European leaders decided to reduce their countries’ dependence on Russian gas long before Russian tanks surrounded Kyiv, after decades of dealing with what they described as Russia’s constant “energy blackmailing.”

That is when the United States ramped up its supplies of LNG to Europe. According to the European Council, in December 2021, the U.S. exported 2.53 billion cubic meters of LNG to the EU and about 8.60 billion cubic meters in January-February 2022.

In a classic “blackmail” move to prevent the EU from imposing new sanctions on Russia, Moscow begun cutting gas supplies to Europe in June 2022, causing a price jump to a record 345 euros per megawatt-hour (MWh).

After baselessly blaming Canadian and German companies for “equipment issues,” Russia halted supplying gas to Europe through the Nord Stream 1 pipeline in August 2022.

By February 2023, a year into the war in Ukraine, gas prices in Europe had dropped to their lowest level in 18 months (since September 2021), to $52 per MWh.

As of August 10, 2023, the price of Dutch natural gas, the European benchmark, was $44 per MWh.

“The United States is determined to fight to the last Ukrainian.”

That quote directly echoes Putin, who said in a July 7, 2022, speech that “the West is willing to fight us to the last Ukrainian.”

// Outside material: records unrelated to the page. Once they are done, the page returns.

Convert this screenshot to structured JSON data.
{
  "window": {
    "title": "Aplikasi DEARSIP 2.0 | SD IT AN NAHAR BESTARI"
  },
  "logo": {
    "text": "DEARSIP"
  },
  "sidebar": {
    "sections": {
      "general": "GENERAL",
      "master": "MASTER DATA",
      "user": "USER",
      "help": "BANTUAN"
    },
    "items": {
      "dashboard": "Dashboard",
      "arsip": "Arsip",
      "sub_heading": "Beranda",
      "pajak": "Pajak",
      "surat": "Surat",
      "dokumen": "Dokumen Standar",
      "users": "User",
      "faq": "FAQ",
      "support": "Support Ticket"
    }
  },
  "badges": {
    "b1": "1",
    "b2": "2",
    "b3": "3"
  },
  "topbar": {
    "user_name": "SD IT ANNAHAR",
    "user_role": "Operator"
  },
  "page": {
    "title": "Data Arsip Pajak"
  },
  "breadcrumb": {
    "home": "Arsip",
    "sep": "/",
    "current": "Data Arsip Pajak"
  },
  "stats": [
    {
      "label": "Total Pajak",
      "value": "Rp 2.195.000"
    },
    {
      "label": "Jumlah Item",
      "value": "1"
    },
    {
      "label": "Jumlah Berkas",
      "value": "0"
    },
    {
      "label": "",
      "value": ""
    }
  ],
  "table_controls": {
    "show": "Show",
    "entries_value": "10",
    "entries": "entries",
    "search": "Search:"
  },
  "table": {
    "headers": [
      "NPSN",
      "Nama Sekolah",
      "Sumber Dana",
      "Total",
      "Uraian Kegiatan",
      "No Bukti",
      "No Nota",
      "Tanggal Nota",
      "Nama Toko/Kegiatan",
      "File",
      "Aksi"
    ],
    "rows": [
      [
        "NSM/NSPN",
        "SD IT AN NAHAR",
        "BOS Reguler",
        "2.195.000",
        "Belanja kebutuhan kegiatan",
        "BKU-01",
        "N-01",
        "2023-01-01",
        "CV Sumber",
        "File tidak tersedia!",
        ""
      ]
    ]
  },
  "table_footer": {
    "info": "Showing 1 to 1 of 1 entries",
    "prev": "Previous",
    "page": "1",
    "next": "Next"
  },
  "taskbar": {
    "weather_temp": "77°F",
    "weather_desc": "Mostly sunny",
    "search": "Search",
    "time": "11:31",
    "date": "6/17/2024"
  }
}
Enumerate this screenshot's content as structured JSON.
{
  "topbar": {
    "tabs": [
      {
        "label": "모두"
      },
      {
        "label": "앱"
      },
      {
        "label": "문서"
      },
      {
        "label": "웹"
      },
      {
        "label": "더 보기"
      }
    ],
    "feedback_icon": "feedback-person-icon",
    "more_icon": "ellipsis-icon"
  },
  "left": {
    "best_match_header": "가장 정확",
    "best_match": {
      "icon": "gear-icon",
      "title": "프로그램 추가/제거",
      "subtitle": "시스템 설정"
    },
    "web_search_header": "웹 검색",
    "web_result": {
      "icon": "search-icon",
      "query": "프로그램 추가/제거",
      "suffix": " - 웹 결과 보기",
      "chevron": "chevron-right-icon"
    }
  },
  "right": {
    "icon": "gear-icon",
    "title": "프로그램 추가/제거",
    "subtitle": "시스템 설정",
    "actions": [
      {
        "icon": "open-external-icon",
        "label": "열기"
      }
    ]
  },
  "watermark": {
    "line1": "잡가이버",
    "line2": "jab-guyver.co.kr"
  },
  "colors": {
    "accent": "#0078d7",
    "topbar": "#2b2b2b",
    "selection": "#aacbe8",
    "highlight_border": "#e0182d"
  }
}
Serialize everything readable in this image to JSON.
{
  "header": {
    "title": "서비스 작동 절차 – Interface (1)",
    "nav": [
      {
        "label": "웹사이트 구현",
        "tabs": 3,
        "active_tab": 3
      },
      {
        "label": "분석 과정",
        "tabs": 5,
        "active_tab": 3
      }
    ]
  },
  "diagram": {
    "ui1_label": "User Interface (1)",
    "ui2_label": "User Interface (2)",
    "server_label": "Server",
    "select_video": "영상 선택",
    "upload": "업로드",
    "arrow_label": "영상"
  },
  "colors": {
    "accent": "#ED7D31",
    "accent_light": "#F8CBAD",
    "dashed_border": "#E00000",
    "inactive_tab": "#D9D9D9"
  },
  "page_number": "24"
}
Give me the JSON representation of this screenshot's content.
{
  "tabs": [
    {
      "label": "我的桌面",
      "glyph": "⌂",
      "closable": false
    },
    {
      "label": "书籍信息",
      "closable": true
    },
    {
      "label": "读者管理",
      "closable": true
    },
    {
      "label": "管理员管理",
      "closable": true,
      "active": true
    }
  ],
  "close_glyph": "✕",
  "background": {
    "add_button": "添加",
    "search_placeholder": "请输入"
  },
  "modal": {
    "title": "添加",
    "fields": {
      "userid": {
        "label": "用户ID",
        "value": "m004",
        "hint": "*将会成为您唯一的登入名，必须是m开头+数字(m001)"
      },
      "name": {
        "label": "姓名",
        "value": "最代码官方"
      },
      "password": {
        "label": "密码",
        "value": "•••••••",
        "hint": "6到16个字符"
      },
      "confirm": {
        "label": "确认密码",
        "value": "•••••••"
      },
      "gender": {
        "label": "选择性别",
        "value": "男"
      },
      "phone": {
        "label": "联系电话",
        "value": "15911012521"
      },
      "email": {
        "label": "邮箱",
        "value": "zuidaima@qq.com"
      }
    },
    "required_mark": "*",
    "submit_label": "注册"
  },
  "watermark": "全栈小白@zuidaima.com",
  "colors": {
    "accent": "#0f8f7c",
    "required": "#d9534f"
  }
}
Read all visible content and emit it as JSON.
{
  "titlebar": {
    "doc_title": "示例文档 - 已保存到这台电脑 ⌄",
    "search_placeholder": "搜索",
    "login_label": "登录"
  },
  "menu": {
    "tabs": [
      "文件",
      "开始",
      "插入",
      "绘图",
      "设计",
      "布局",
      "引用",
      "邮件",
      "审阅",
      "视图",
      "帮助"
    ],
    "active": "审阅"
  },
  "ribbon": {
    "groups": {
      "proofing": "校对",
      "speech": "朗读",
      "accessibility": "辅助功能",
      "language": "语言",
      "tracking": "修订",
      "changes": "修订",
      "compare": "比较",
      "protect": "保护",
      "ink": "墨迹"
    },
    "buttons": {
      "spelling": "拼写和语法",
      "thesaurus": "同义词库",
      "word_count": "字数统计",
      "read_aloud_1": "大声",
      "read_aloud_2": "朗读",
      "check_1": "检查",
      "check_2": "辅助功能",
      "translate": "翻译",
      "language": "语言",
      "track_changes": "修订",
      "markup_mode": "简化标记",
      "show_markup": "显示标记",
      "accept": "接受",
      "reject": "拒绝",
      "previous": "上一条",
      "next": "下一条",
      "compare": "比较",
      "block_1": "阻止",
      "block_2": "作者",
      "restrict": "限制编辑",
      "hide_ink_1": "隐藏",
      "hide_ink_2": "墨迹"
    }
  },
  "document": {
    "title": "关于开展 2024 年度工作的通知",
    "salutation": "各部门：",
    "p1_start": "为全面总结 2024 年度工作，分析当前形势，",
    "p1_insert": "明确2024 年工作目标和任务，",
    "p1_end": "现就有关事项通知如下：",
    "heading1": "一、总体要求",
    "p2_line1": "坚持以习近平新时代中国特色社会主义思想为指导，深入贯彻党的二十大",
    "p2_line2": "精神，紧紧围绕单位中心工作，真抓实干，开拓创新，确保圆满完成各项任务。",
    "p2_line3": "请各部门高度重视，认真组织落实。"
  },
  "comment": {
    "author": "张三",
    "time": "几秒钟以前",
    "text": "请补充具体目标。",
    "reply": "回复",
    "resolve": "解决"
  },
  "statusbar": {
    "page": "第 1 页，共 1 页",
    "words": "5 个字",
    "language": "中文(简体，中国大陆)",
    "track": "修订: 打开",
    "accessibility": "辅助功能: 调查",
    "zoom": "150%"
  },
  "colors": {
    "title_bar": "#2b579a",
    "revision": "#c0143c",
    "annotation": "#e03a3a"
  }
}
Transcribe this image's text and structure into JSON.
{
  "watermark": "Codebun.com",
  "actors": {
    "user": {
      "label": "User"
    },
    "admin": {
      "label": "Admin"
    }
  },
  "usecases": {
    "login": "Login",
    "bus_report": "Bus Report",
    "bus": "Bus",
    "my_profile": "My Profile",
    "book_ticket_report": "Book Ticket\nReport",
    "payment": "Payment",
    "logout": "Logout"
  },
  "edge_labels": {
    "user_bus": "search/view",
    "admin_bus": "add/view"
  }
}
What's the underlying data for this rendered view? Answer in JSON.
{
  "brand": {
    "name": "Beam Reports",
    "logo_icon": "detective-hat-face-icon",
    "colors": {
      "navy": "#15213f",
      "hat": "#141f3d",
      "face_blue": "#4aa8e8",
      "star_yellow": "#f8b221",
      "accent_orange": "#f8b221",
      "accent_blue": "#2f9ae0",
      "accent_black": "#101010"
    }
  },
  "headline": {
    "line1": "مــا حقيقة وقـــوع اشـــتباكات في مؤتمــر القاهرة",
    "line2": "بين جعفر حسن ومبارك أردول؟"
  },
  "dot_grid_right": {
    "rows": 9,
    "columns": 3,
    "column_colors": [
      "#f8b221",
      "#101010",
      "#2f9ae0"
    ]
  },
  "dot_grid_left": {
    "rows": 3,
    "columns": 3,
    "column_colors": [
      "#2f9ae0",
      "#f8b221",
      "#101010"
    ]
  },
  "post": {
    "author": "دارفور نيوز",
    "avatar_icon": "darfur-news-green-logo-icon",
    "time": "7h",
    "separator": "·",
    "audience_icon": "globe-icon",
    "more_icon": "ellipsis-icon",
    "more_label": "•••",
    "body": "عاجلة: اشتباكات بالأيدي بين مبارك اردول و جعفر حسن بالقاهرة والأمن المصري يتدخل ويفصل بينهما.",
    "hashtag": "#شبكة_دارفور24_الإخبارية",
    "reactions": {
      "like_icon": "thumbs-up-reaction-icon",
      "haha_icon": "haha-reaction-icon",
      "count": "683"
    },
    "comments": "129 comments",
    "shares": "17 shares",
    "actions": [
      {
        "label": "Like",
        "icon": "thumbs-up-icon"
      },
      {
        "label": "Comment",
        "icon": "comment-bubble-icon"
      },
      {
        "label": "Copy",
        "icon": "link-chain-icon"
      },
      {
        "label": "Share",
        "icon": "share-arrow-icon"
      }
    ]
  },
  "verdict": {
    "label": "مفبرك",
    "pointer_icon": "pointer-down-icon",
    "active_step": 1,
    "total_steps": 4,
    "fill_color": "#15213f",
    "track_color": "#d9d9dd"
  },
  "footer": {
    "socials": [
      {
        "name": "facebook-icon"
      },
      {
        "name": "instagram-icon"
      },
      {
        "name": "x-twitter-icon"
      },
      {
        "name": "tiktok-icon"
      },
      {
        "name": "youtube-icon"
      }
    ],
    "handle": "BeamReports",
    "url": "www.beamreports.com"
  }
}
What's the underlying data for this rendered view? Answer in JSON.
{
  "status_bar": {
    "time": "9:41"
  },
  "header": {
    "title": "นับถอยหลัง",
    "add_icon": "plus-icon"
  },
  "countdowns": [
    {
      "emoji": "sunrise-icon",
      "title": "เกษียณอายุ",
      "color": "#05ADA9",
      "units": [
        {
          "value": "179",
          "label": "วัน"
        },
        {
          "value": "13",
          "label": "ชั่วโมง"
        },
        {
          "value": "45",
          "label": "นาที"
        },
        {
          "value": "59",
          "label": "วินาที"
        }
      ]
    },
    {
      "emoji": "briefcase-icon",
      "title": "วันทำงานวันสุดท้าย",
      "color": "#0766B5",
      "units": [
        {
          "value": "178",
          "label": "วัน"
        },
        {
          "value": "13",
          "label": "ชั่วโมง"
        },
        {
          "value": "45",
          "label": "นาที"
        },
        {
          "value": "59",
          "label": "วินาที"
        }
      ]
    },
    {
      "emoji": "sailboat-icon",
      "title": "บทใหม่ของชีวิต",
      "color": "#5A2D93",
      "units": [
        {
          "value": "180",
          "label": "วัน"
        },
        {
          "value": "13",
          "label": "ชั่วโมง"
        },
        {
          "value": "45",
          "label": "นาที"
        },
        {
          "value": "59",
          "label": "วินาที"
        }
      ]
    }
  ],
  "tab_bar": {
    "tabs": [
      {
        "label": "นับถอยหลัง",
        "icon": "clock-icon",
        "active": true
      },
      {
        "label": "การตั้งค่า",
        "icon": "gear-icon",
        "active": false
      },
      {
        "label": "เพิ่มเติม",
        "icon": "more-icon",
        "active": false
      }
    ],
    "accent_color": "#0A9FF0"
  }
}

It was the Ukrainian people and leadership, not an outside power, which chose to resist Russian aggression. Ukrainian President Volodymyr Zelenskyy rejected evacuation offers immediately after Russia invaded, saying: “I need ammo, not a ride.”

“Rating”, an independent Ukrainian research organization, reported in December 2022 that the number of people surveyed in Ukraine who believed that “victory” for the country meant “the liberation of all its territories, including Crimea and occupied Donbas” had increased from 74% in March 2022 to 85% in November 2022.

Likewise, a poll by the Ukrainian Ilko Kucheriv Foundation "Democratic Initiatives" conducted in June 2023 found that 70% of those surveyed said they defined victory as the complete withdrawal of all Russian troops from Ukraine.

In that same survey, 77% of Ukrainians said were confident in Ukraine’s victory and another 16% believed in its victory – a result that was virtually unchanged from August 2022.

The survey attributed the respondents’ confidence in victory to "citizens' awareness of the high threat of extermination of the entire nation in the event of a military defeat."

“Ukraine is an ultranationalist state.”

The Kremlin, along with its political allies and supporters in the state media, have frequently falsely stated that Ukraine is a Nazi state.

Ultranationalist organizations exist in every country and society in the world, including in democracies like the United States and European countries. That does not make those nations “ultranationalist states.”

As in most other democracies, radical nationalist movements in Ukraine do not have broad popular support, and their representatives do not hold key government positions.

The most successful Ukrainian ultra-nationalist party, Svoboda (Freedom), rose to prominence during the pro-Russian presidency of Viktor Yanukovych. In the 2012 elections, it received 10.45% of the popular vote and won 37 out of 450 seats in the Verkhovna Rada, Ukraine’s parliament.

In the 2019 parliamentary elections, which took place under Zelenskyy’s pro-Western presidency, Svoboda merged with two other ultranationalist organizations - Right Sector and the National Corps. Still, these ultranationalist organizations garnered only 2.15% of the popular vote and won only a single seat out of the parliament’s 450.

In Russia, ultranationalists are reportedly embedded in the state and the military, and often directly influence the Kremlin’s domestic and foreign policies.